Ray and I pretty much knew what the car was worth and that it had sat there all winter. We had already agreed on our final offer. We dickered a bit until I asked the salesman what was his very best price for a cold cash sale.

He asked us to wait until he spoke to his manager. A few moments later he came back with a deal Ray and I could live with and, I said, young fella, you’ve got yourself a deal. Ray and me will be back the tomorrow morning with the cash, and pick up the car.

 A Bottle of Quarters

A Bottle of Quarters
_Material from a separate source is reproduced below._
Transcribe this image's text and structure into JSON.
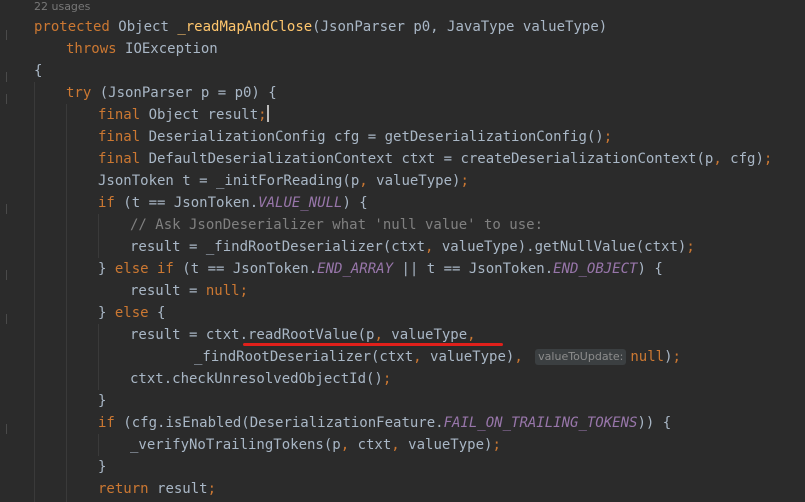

Ray and me had fits of giggling all the way home. We parked the truck, grabbed a pair of shovels out of the barn, and headed for the back paddocks where we commenced digging. For fifteen years we’d been saving quarters in pickling jars, and burying them in the paddock, believing it was safer there than in the bank. We dug for most of the rest of the day, emptying the jars into bushel baskets, and setting them in the back of our truck. When we were satisfied we’d enough money to pay for the Caddy we tied a tarp over the bed of the truck, put the shovels away, and went into the house for a couple of good whiskey’s and supper.

Next morning we drove downtown and parked our truck next to the Caddy, now  sitting outside the front door of the dealership, freshly washed, and waiting for us to claim her. The young man caddycame out, all smiles, and greeted us with a handshake. We went into the dealership and signed papers. When it came to the money part I said it was outside waiting for them.
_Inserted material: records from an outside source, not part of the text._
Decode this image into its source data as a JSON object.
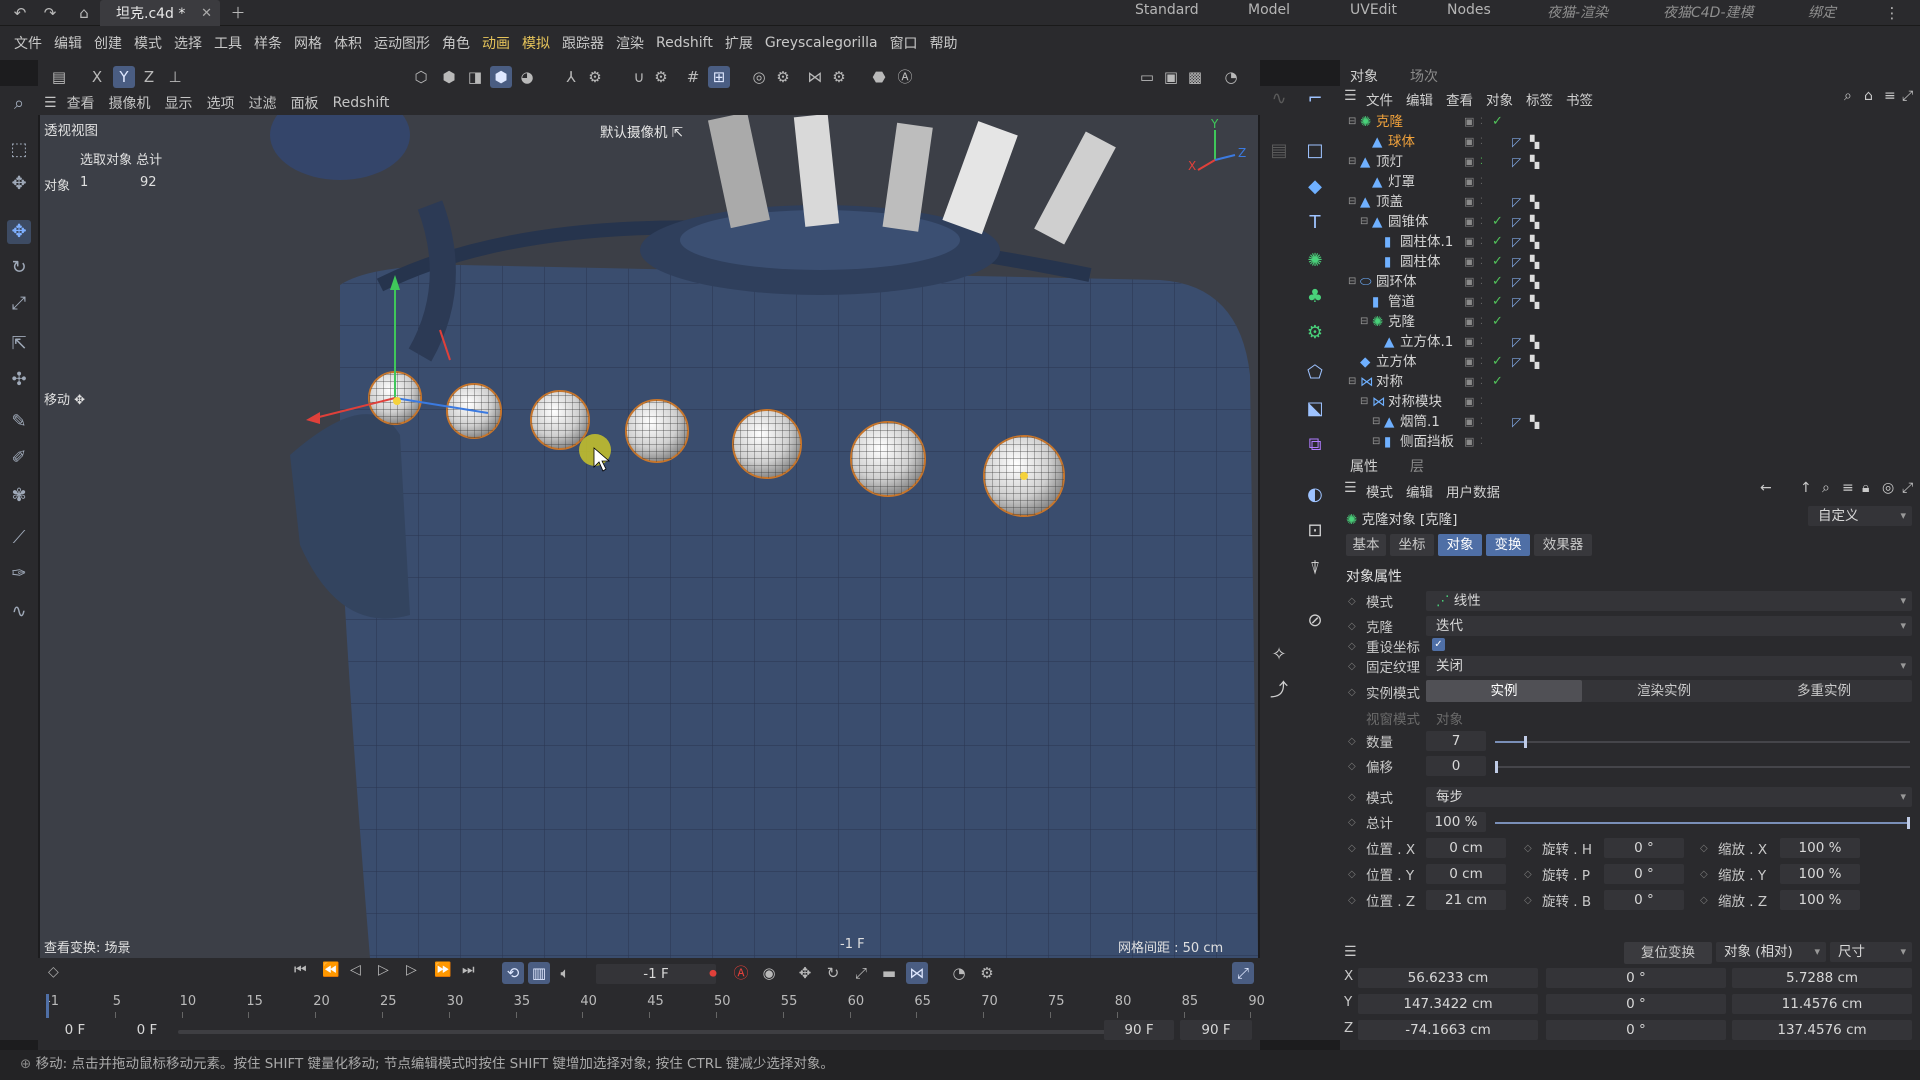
{
  "titlebar": {
    "doc_tab": "坦克.c4d *",
    "workspaces": [
      "Standard",
      "Model",
      "UVEdit",
      "Nodes",
      "夜猫-渲染",
      "夜猫C4D-建模",
      "绑定"
    ]
  },
  "menubar": {
    "items": [
      "文件",
      "编辑",
      "创建",
      "模式",
      "选择",
      "工具",
      "样条",
      "网格",
      "体积",
      "运动图形",
      "角色",
      "动画",
      "模拟",
      "跟踪器",
      "渲染",
      "Redshift",
      "扩展",
      "Greyscalegorilla",
      "窗口",
      "帮助"
    ],
    "highlighted": [
      "动画",
      "模拟"
    ]
  },
  "viewport_menu": [
    "查看",
    "摄像机",
    "显示",
    "选项",
    "过滤",
    "面板",
    "Redshift"
  ],
  "viewport": {
    "name": "透视视图",
    "camera": "默认摄像机",
    "hud_header": "选取对象 总计",
    "hud_row_label": "对象",
    "hud_selected": "1",
    "hud_total": "92",
    "tool_label": "移动",
    "view_transform": "查看变换: 场景",
    "frame": "-1 F",
    "grid": "网格间距 : 50 cm",
    "axis_labels": [
      "Y",
      "X",
      "Z"
    ]
  },
  "objects": {
    "tabs": [
      "对象",
      "场次"
    ],
    "menu": [
      "文件",
      "编辑",
      "查看",
      "对象",
      "标签",
      "书签"
    ],
    "items": [
      {
        "name": "克隆",
        "selected": true
      },
      {
        "name": "球体",
        "selected": true
      },
      {
        "name": "顶灯",
        "selected": false
      },
      {
        "name": "灯罩",
        "selected": false
      },
      {
        "name": "顶盖",
        "selected": false
      },
      {
        "name": "圆锥体",
        "selected": false
      },
      {
        "name": "圆柱体.1",
        "selected": false
      },
      {
        "name": "圆柱体",
        "selected": false
      },
      {
        "name": "圆环体",
        "selected": false
      },
      {
        "name": "管道",
        "selected": false
      },
      {
        "name": "克隆",
        "selected": false
      },
      {
        "name": "立方体.1",
        "selected": false
      },
      {
        "name": "立方体",
        "selected": false
      },
      {
        "name": "对称",
        "selected": false
      },
      {
        "name": "对称模块",
        "selected": false
      },
      {
        "name": "烟筒.1",
        "selected": false
      },
      {
        "name": "侧面挡板",
        "selected": false
      }
    ]
  },
  "attributes": {
    "tabs": [
      "属性",
      "层"
    ],
    "menu": [
      "模式",
      "编辑",
      "用户数据"
    ],
    "object_title": "克隆对象 [克隆]",
    "preset": "自定义",
    "sub_tabs": [
      "基本",
      "坐标",
      "对象",
      "变换",
      "效果器"
    ],
    "active_sub_tabs": [
      "对象",
      "变换"
    ],
    "section": "对象属性",
    "mode_label": "模式",
    "mode_value": "线性",
    "clone_label": "克隆",
    "clone_value": "迭代",
    "reset_label": "重设坐标",
    "fix_tex_label": "固定纹理",
    "fix_tex_value": "关闭",
    "instance_label": "实例模式",
    "instance_options": [
      "实例",
      "渲染实例",
      "多重实例"
    ],
    "viewport_mode_label": "视窗模式",
    "viewport_mode_value": "对象",
    "count_label": "数量",
    "count_value": "7",
    "count_fraction": 0.07,
    "offset_label": "偏移",
    "offset_value": "0",
    "step_label": "模式",
    "step_value": "每步",
    "total_label": "总计",
    "total_value": "100 %",
    "total_fraction": 1.0,
    "pos_labels": [
      "位置 . X",
      "位置 . Y",
      "位置 . Z"
    ],
    "pos_values": [
      "0 cm",
      "0 cm",
      "21 cm"
    ],
    "rot_labels": [
      "旋转 . H",
      "旋转 . P",
      "旋转 . B"
    ],
    "rot_values": [
      "0 °",
      "0 °",
      "0 °"
    ],
    "scale_labels": [
      "缩放 . X",
      "缩放 . Y",
      "缩放 . Z"
    ],
    "scale_values": [
      "100 %",
      "100 %",
      "100 %"
    ]
  },
  "coords": {
    "reset_button": "复位变换",
    "mode_select": "对象 (相对)",
    "size_select": "尺寸",
    "axes": [
      "X",
      "Y",
      "Z"
    ],
    "position": [
      "56.6233 cm",
      "147.3422 cm",
      "-74.1663 cm"
    ],
    "rotation": [
      "0 °",
      "0 °",
      "0 °"
    ],
    "size": [
      "5.7288 cm",
      "11.4576 cm",
      "137.4576 cm"
    ]
  },
  "timeline": {
    "current_frame": "-1 F",
    "ticks": [
      "-1",
      "5",
      "10",
      "15",
      "20",
      "25",
      "30",
      "35",
      "40",
      "45",
      "50",
      "55",
      "60",
      "65",
      "70",
      "75",
      "80",
      "85",
      "90"
    ],
    "start_a": "0 F",
    "start_b": "0 F",
    "end_a": "90 F",
    "end_b": "90 F"
  },
  "status": {
    "text": "移动: 点击并拖动鼠标移动元素。按住 SHIFT 键量化移动; 节点编辑模式时按住 SHIFT 键增加选择对象; 按住 CTRL 键减少选择对象。"
  },
  "colors": {
    "accent": "#4f6fa6",
    "selected_text": "#f0a23c",
    "check": "#51c35a",
    "highlight_menu": "#e6c45a"
  }
}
We walked back out to the truck and, with one swish, Ray and I pulled the tarp off the truck bed. There sat all those baskets, jammed tight and filled to overflowing with silver quarters, shining in the sunlight.

Here it is, I said, to the astonished young man who was now grinning ear to ear, just like we promised, cold cash!”

When we were done laughing about her cold cash deal, she said,

“Here’s another story for you.  Did I ever tell you about the time we got a trade price for one of our trucks? I promised to bring it in the next morning but that night me and Ray switched out the engine with one of the older trucks on the farm.  Never did hear a thing about that, always wondered!”

That was Dot, a woman to be reckoned with, who had a little bit of larceny in her   horse trader heart!